Vitamin D is coming up more often lately in the health care community.
Here’s what you need to know about this increasingly buzzworthy — but often confusing — essential vitamin.
Q: What is vitamin D?
A:It is often called the sunshine vitamin because the body produces it when the skin is exposed to sunlight. It is rarely present in large amounts in food, even fortified foods.
Q: Are you getting enough vitamin D?
A:If you live in Western Washington, the answer is likely no, especially if you’re older than 65 or have health problems.
Q: Why are so many people deficient?
A:In Western Washington, we are particularly sun-deprived because of our climate and short winter days.
Q: Why do we need it? A:
A:Scientists have known for a long time that vitamin D is essential for healthy bones. New research suggests it could decrease the risk of certain types of cancer, diabetes, multiple sclerosis, autoimmune diseases, heart disease, osteoporosis and depression.
Q: How much do I need?
A:Though most multivitamins contain the recommend daily allowance of 200 to 600 international units (IU) depending on age, many doctors are encouraging patients of all ages to take more, sometimes more than 2,000 IU.
Dr. Steven Grant, a family practice doctor with the Providence Physician Group in Marysville, recommends a 1,000 IU daily supplement to all his adult patients, even if they are already taking a daily multivitamin.
Q: Can I get tested?
A:Yes. In fact, Grant recommends a simple blood test to check vitamin D levels for everyone older than 65.
Older people, people with darker skin, obese people and infants fed only breast milk are more at risk of deficiencies.
Q: Should I expose my skin to the sun?
A:The American Academy of Dermatology issued a statement in 2009 saying there is no safe threshold for sun or indoor tanning exposure and that people should seek dietary and supplemental sources of vitamin D instead of going outside without sunscreen.
Getting your D
Birth to 12 months: 200 IU
Children 1 to 18: 200 IU
Adults 19 to 50: 200 IU
Adults 51 to 70: 400 IU
Adults 71 years and older: 600 IU
Pregnant or breast-feeding: 200 IU
These recommended daily intakes for vitamin D, in international units, come from the National Academies, which sets the official recommended amounts used in nutritional labeling.

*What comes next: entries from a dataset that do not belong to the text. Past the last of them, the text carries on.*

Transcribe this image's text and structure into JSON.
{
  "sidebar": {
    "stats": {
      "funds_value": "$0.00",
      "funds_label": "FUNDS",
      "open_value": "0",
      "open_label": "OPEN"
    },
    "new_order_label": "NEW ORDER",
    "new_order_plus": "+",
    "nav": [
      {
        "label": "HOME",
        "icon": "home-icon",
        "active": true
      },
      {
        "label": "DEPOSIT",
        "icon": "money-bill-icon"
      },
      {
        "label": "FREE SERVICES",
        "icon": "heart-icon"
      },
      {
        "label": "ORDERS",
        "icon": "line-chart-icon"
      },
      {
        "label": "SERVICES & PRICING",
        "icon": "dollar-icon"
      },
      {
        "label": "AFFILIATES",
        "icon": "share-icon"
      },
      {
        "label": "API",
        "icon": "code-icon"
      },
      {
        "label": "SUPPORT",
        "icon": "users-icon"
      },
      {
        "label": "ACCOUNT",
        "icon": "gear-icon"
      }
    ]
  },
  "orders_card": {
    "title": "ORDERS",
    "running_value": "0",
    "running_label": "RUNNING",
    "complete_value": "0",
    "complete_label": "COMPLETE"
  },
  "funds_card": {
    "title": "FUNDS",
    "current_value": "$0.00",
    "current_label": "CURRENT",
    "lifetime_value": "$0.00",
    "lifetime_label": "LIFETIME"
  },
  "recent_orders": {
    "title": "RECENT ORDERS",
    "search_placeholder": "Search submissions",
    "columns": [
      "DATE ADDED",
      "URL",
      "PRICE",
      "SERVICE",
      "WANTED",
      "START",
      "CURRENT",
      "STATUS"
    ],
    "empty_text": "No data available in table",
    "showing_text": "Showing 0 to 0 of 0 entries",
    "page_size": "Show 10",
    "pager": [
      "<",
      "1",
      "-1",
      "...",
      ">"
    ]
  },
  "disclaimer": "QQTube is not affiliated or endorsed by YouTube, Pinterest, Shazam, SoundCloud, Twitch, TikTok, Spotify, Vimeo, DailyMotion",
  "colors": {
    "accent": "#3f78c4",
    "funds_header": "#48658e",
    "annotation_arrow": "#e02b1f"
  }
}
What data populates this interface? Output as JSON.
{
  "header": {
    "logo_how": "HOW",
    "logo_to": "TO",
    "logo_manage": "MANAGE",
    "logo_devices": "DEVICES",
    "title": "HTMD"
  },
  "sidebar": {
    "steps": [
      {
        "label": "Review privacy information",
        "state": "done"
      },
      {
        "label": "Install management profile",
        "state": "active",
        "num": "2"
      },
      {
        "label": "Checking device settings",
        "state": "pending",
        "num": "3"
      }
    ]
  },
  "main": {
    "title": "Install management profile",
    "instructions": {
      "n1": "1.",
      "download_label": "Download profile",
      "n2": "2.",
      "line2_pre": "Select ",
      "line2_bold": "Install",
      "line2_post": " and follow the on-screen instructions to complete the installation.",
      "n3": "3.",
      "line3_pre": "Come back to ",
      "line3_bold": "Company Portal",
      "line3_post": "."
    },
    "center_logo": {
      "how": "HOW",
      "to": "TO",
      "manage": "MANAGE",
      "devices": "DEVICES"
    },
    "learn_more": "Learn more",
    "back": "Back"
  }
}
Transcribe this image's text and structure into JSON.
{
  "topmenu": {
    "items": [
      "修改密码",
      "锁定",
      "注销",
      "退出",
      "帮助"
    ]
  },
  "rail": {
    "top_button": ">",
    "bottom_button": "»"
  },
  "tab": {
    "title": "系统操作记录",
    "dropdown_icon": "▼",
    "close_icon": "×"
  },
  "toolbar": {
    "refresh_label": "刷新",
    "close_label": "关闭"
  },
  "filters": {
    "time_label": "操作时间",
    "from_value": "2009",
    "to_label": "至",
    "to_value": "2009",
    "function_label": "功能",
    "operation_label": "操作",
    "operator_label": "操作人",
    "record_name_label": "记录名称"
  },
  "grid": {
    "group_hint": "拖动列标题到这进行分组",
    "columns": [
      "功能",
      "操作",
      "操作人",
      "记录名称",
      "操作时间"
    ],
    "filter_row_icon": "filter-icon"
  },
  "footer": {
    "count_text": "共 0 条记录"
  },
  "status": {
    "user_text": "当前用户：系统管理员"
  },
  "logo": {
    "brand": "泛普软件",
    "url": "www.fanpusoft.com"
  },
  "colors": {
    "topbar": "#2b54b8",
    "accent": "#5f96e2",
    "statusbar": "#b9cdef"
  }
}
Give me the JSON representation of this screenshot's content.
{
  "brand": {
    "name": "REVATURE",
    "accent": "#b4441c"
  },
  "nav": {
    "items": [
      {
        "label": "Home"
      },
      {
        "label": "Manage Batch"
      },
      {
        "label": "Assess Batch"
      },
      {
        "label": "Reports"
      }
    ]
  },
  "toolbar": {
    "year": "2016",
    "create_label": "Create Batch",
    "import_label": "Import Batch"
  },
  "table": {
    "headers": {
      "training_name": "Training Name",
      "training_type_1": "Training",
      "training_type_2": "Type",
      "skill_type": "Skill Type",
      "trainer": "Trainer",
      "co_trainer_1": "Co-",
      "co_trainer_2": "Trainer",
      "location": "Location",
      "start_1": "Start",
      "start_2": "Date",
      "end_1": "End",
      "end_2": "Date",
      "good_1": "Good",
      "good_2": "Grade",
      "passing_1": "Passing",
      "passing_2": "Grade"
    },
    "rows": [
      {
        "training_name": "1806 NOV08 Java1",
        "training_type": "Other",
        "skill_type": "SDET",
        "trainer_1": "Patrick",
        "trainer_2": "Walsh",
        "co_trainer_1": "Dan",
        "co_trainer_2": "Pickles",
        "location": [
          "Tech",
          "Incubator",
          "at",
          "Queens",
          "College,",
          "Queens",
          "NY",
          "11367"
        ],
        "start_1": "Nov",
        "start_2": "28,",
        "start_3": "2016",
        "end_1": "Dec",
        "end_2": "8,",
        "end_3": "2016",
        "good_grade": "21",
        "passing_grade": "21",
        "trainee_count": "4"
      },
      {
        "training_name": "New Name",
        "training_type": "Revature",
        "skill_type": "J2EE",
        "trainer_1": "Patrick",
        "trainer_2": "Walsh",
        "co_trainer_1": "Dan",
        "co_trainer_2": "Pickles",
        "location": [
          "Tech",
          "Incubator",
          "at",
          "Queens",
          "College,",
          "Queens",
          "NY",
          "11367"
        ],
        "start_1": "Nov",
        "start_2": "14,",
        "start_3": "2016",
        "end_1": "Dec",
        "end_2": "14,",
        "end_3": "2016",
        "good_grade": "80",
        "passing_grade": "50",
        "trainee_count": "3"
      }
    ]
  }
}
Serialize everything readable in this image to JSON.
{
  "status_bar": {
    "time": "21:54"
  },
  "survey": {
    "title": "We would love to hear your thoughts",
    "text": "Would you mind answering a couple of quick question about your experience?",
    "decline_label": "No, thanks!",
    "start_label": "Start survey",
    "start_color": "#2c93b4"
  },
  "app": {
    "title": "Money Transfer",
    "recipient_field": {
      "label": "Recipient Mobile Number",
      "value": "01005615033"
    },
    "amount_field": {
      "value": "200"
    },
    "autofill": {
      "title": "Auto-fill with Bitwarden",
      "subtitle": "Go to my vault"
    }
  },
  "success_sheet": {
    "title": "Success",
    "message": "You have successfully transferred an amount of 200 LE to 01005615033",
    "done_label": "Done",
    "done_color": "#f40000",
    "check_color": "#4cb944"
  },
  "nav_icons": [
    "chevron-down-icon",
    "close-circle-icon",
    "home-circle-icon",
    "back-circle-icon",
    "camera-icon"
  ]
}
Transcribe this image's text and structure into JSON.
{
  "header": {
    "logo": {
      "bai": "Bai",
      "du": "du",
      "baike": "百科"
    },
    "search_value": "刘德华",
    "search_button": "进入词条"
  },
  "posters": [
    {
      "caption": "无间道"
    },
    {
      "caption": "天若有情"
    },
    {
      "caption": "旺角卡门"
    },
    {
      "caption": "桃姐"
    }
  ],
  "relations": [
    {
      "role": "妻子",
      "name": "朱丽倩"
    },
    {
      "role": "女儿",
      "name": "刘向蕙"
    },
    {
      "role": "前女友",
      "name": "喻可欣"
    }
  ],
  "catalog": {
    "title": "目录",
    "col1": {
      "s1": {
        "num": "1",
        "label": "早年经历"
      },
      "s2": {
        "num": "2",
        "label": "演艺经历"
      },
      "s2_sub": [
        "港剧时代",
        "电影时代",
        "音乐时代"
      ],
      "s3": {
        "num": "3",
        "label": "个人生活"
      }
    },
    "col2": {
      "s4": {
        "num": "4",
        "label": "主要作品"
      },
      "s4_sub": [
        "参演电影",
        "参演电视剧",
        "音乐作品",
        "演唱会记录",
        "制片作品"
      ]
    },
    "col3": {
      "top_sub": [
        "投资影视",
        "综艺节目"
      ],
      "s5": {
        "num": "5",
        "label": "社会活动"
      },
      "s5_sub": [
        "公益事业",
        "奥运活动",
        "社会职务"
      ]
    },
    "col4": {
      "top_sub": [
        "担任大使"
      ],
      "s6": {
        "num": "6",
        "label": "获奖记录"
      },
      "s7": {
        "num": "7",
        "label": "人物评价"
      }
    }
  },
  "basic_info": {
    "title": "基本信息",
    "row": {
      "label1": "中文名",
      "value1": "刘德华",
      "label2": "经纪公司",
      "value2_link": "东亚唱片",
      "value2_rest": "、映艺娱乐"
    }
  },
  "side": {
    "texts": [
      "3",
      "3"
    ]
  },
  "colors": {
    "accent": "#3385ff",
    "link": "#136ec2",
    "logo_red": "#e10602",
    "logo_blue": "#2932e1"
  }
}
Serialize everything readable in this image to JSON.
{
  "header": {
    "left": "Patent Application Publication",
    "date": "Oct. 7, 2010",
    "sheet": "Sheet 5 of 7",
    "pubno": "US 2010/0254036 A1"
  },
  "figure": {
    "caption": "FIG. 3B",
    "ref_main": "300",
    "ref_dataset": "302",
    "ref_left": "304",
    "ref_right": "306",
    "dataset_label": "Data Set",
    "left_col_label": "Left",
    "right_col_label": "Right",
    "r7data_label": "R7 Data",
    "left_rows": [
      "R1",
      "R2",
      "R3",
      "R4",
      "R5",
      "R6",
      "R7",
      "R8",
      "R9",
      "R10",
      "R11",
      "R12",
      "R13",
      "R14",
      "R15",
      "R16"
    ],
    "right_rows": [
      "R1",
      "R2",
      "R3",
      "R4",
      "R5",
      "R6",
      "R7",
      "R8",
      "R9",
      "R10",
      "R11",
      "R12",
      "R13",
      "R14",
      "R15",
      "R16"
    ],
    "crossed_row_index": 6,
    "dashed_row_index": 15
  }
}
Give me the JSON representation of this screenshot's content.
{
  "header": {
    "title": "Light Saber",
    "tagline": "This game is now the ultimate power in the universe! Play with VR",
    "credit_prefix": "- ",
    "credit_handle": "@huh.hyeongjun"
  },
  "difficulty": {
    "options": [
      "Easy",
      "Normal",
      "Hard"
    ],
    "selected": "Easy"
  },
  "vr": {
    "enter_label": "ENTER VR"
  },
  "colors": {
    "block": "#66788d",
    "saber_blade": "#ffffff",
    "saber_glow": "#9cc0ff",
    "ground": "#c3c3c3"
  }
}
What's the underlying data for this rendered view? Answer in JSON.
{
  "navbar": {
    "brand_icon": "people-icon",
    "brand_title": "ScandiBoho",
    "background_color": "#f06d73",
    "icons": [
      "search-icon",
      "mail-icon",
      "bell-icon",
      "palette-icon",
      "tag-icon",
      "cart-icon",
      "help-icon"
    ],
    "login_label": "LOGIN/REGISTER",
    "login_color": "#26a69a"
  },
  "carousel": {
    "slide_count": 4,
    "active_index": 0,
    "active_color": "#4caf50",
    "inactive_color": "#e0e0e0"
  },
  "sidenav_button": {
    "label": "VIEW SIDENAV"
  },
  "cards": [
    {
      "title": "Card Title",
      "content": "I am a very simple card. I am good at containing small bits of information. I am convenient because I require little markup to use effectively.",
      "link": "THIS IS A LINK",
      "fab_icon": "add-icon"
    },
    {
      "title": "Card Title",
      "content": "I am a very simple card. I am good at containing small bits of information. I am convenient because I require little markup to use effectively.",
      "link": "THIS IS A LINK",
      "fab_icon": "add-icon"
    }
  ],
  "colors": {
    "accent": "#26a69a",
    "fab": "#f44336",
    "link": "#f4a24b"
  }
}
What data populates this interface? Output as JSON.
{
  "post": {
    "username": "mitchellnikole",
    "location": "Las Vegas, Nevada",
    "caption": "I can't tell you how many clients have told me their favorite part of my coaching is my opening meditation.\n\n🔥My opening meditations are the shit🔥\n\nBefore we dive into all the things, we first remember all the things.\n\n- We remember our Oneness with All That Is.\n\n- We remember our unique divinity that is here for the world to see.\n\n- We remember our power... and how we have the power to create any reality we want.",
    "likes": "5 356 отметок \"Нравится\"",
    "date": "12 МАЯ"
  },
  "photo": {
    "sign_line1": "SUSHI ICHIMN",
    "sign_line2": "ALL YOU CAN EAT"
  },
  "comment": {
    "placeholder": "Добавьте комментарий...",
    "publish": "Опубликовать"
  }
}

Later this year, the group is expected to revise the recommended levels, last updated in 1997.
Recommended maximum intake limits are 1,000 IU for age 0 to 12 months and 2,000 IU for all other ages.